I worried about talking to my friends about my mental health
I have the most wonderful friends. They accept me for who I am, don’t judge me and are always there when I need them: I am blessed in that department.
I did worry about talking about my mental health issues amongst friends. What if they didn’t understand? What if they were scared? What if they didn’t want to be my friend anymore? You see, I was brought up to not talk about feelings and emotions, not to let others see how I feel or know what I think. To keep myself completely private. An isolated island repelling hostile tides.
I decided I shouldn’t keep that part of me disguised anymore
I personally find it therapeutic to talk about problems or issues though. Trying to keep everything bottled up tends to make my brain go into pressure cooker mode and the anxiety of waiting for it all to splatter out in a messy explosion is not good. So, thinking I couldn’t talk to anyone about mental health, I just used to write my thoughts and feelings down. A shrouded secret. Me against the world. Me against myself. This helped me but I still felt I was the only ‘different’ person treading water while a sea of sane people ebbed obliviously passed me. I decided I shouldn’t keep that part of me disguised anymore. I pride myself on my honesty but how honest was I being if I didn’t mention or talk about my depression to my friends? How did I tell them? A big announcement? An ad in the paper? Nothing so dramatic. Chatting with a close friend I dropped into our conversation that I was being referred to a counsellor by my GP. I explained I had depression and was finding life a bit overwhelming and difficult for me to cope with at times. My anxiety kicked in straight away: had I just made a fool of myself? Was she going to look at me differently from now on?
Of course she didn't judge me, she’s my friend. A rational brain would have told me that but I don’t have one of those. She was surprised (even though I have depression and anxiety I’m a jolly person outwardly) but totally supportive. I felt relieved. I’d stopped treading water and was gently bobbing with a life-jacket on instead.
I wrote a blog about my brain and how ‘wonky’ it is
This gave me the confidence to be open about my mental health. I wrote a blog about my brain and how ‘wonky’ it is and I published it on the Time to Change website and Facebook for my other friends to read. Again I was apprehensive when hitting the ‘post’ button. Would I haemorrhage friends in mass ‘unfriending’ activity? Of course I didn't: I have lovely friends. My brain was being irrational again. It does that often, it’s the default setting.
I had lots of supportive comments on my ‘wonky brain’ post, and a few friends ‘came out’ to me as having mental health issues themselves. Reading and hearing other friends’ stories and experiences was like being wrapped in a warm fluffy blanket. While cuddling a kitten. I wasn't alone. People understood. And still wanted to be my friend. And why wouldn't they? I don’t mean that in an arrogant way –I mean why would they stop wanting to be my friend? I hadn't changed or morphed into someone else: I was still the same person they knew before I revealed I had a ‘wonky brain’.

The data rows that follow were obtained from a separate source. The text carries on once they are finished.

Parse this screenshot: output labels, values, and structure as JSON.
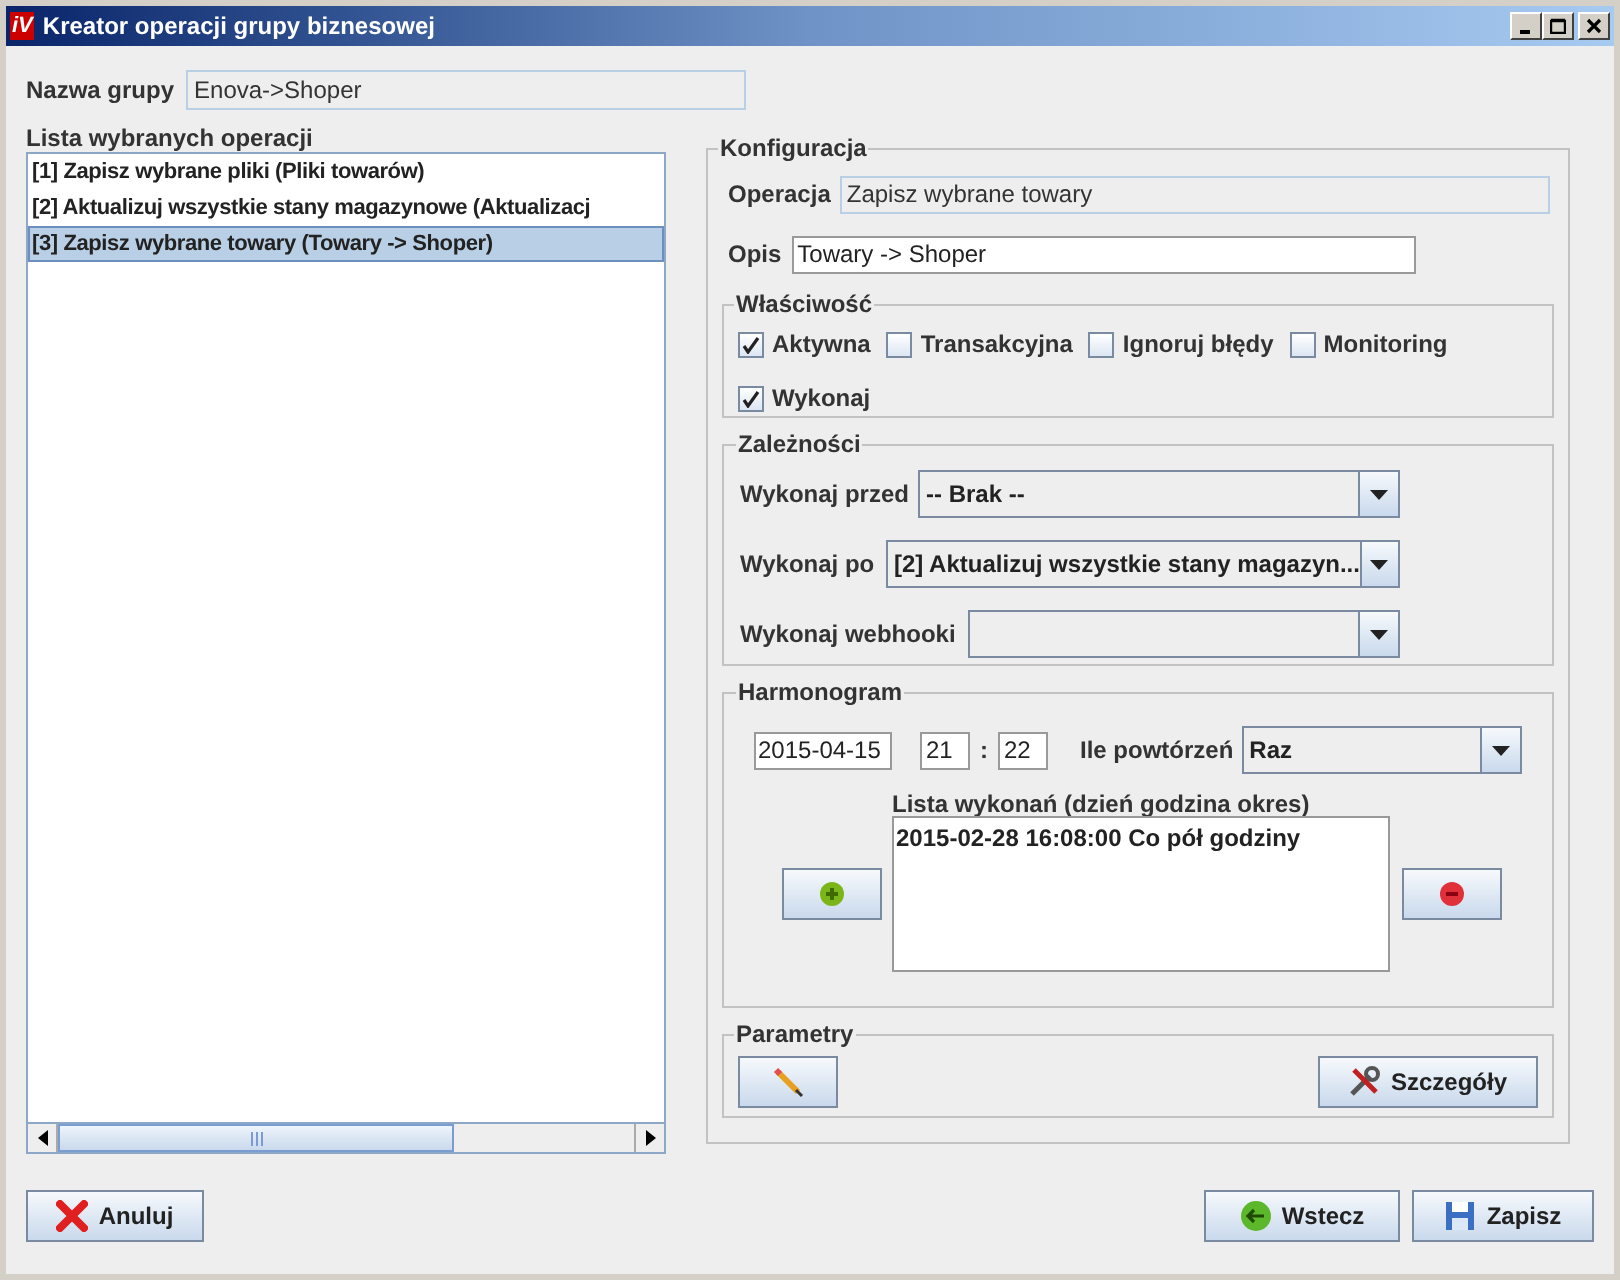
{
  "window": {
    "app_icon": "iV",
    "title": "Kreator operacji grupy biznesowej"
  },
  "group_name": {
    "label": "Nazwa grupy",
    "value": "Enova->Shoper"
  },
  "operations": {
    "label": "Lista wybranych operacji",
    "items": [
      {
        "text": "[1] Zapisz wybrane pliki (Pliki towarów)",
        "selected": false
      },
      {
        "text": "[2] Aktualizuj wszystkie stany magazynowe (Aktualizacj",
        "selected": false
      },
      {
        "text": "[3] Zapisz wybrane towary (Towary -> Shoper)",
        "selected": true
      }
    ]
  },
  "configuration": {
    "title": "Konfiguracja",
    "operation": {
      "label": "Operacja",
      "value": "Zapisz wybrane towary"
    },
    "description": {
      "label": "Opis",
      "value": "Towary -> Shoper"
    },
    "properties": {
      "title": "Właściwość",
      "checkboxes": [
        {
          "label": "Aktywna",
          "checked": true
        },
        {
          "label": "Transakcyjna",
          "checked": false
        },
        {
          "label": "Ignoruj błędy",
          "checked": false
        },
        {
          "label": "Monitoring",
          "checked": false
        },
        {
          "label": "Wykonaj",
          "checked": true
        }
      ]
    },
    "dependencies": {
      "title": "Zależności",
      "rows": [
        {
          "label": "Wykonaj przed",
          "value": "-- Brak --"
        },
        {
          "label": "Wykonaj po",
          "value": "[2] Aktualizuj wszystkie stany magazyn..."
        },
        {
          "label": "Wykonaj webhooki",
          "value": ""
        }
      ]
    },
    "schedule": {
      "title": "Harmonogram",
      "date": "2015-04-15",
      "hour": "21",
      "separator": ":",
      "minute": "22",
      "repeat_label": "Ile powtórzeń",
      "repeat_value": "Raz",
      "list_label": "Lista wykonań (dzień godzina okres)",
      "list_items": [
        "2015-02-28 16:08:00 Co pół godziny"
      ]
    },
    "parameters": {
      "title": "Parametry",
      "details_button": "Szczegóły"
    }
  },
  "buttons": {
    "cancel": "Anuluj",
    "back": "Wstecz",
    "save": "Zapisz"
  }
}
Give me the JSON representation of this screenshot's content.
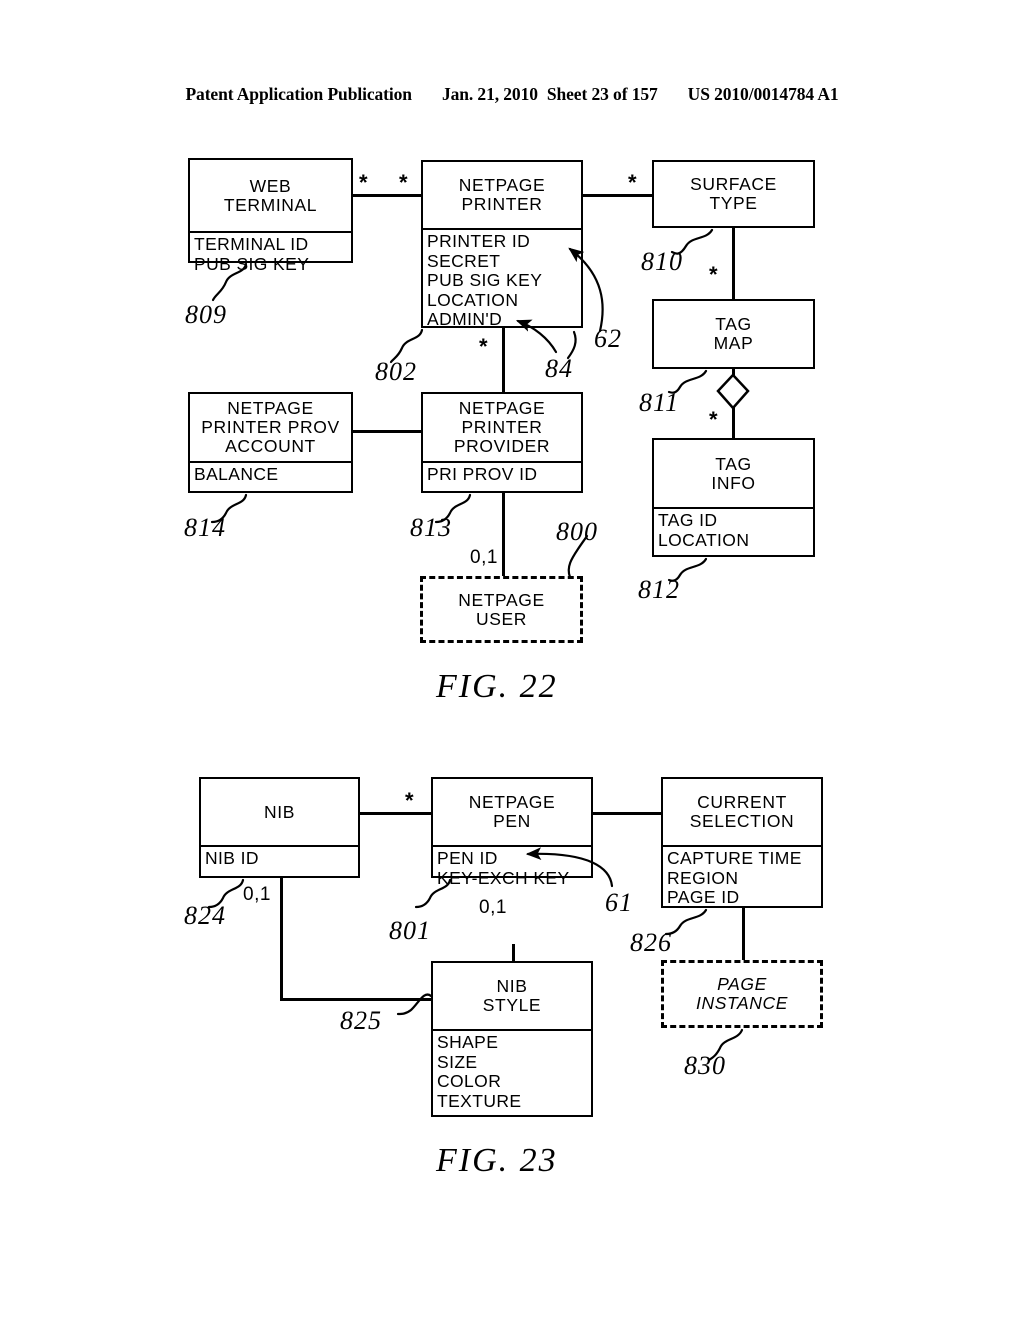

Communication is key - it really is good to talk
I feel more relaxed with my friends knowing. I don’t have to worry about making up excuses if I can’t do something or go somewhere if my brain is playing up. I can just say ‘I’m having a wonky brain day’ and they are cool with that. If I’m feeling really low and need to talk to someone I have friends I can ask to come around or friends online I can chat to. Sometimes I just need some alone time to reboot and knowing I have great friends I feel confident to say I don’t want to see someone without feeling guilty or negative towards myself.
Communication is key. Other people can’t read my mind – thank goodness – so it’s important that I can ask for my friends help when I need it. I’m so glad I found the courage to talk about my mental health. My friends have helped me so much. Sometimes they don’t even realise how much they have helped me: covert support scattering my negative ninjas.
I recommend talking to someone whether it’s a family member, a friend, lots of friends or someone online from a forum or help group. It might seem scary but if you unlock the door of doubt you too can bob blissfully in a life-jacket instead of just treading water. It really is good to talk. And use lots of metaphors.